= Your task =
Exclude the pictures, and otherwise reproduce the data in full.

[Records excerpted from a collection]
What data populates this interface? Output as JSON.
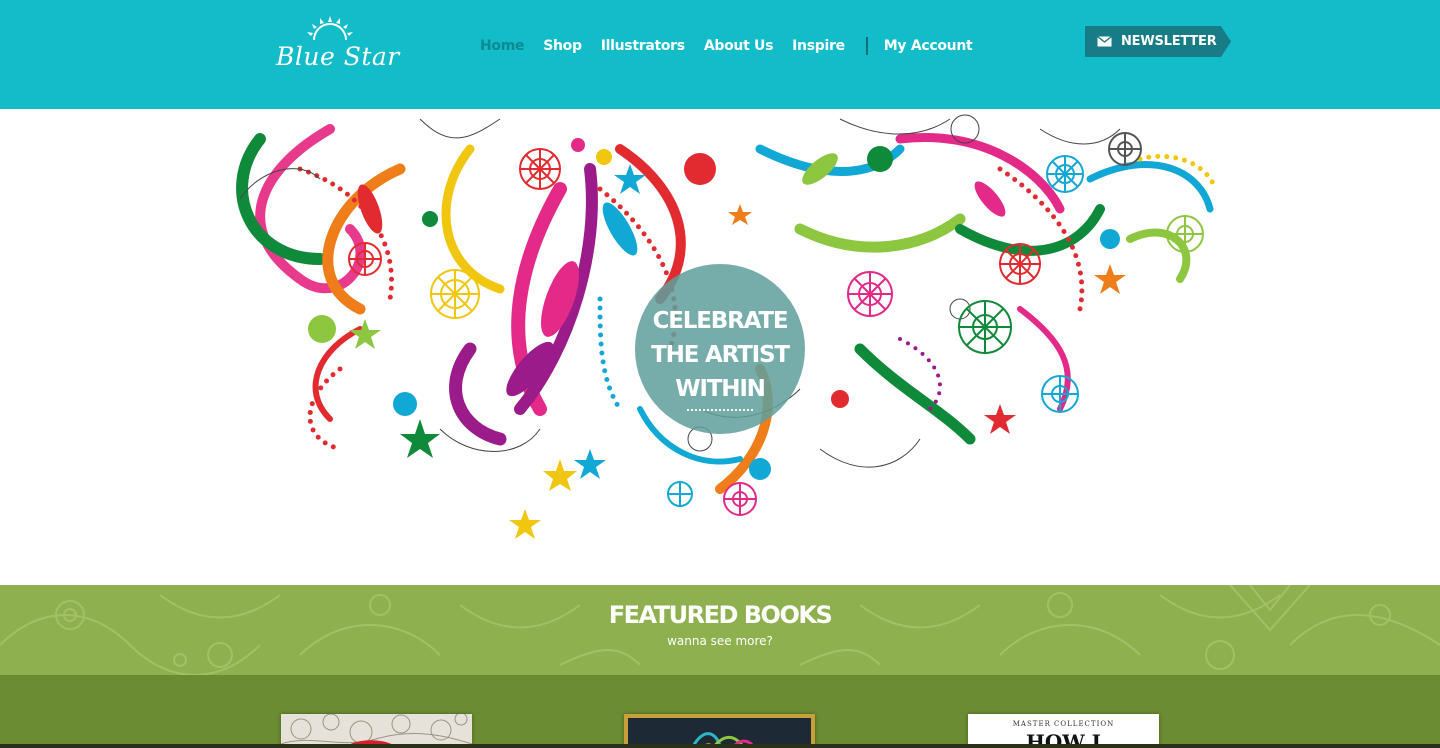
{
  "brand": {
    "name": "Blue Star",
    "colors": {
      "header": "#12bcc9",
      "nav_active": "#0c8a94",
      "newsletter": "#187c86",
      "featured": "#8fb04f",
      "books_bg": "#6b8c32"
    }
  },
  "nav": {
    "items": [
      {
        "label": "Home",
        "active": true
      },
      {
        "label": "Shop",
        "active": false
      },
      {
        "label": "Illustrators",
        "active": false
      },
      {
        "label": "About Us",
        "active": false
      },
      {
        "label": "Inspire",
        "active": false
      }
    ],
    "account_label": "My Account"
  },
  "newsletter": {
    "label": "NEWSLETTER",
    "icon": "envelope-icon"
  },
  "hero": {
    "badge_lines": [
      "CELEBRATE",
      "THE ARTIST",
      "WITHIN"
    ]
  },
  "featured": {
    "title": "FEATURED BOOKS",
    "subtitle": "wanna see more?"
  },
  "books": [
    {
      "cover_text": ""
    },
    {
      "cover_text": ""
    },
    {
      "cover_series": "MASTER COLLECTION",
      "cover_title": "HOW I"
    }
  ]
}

= Problem solution =
What data populates this interface? Output as JSON.
{
  "brand": {
    "name": "Blue Star",
    "colors": {
      "header": "#12bcc9",
      "nav_active": "#0c8a94",
      "newsletter": "#187c86",
      "featured": "#8fb04f",
      "books_bg": "#6b8c32"
    }
  },
  "nav": {
    "items": [
      {
        "label": "Home",
        "active": true
      },
      {
        "label": "Shop",
        "active": false
      },
      {
        "label": "Illustrators",
        "active": false
      },
      {
        "label": "About Us",
        "active": false
      },
      {
        "label": "Inspire",
        "active": false
      }
    ],
    "account_label": "My Account"
  },
  "newsletter": {
    "label": "NEWSLETTER",
    "icon": "envelope-icon"
  },
  "hero": {
    "badge_lines": [
      "CELEBRATE",
      "THE ARTIST",
      "WITHIN"
    ]
  },
  "featured": {
    "title": "FEATURED BOOKS",
    "subtitle": "wanna see more?"
  },
  "books": [
    {
      "cover_text": ""
    },
    {
      "cover_text": ""
    },
    {
      "cover_series": "MASTER COLLECTION",
      "cover_title": "HOW I"
    }
  ]
}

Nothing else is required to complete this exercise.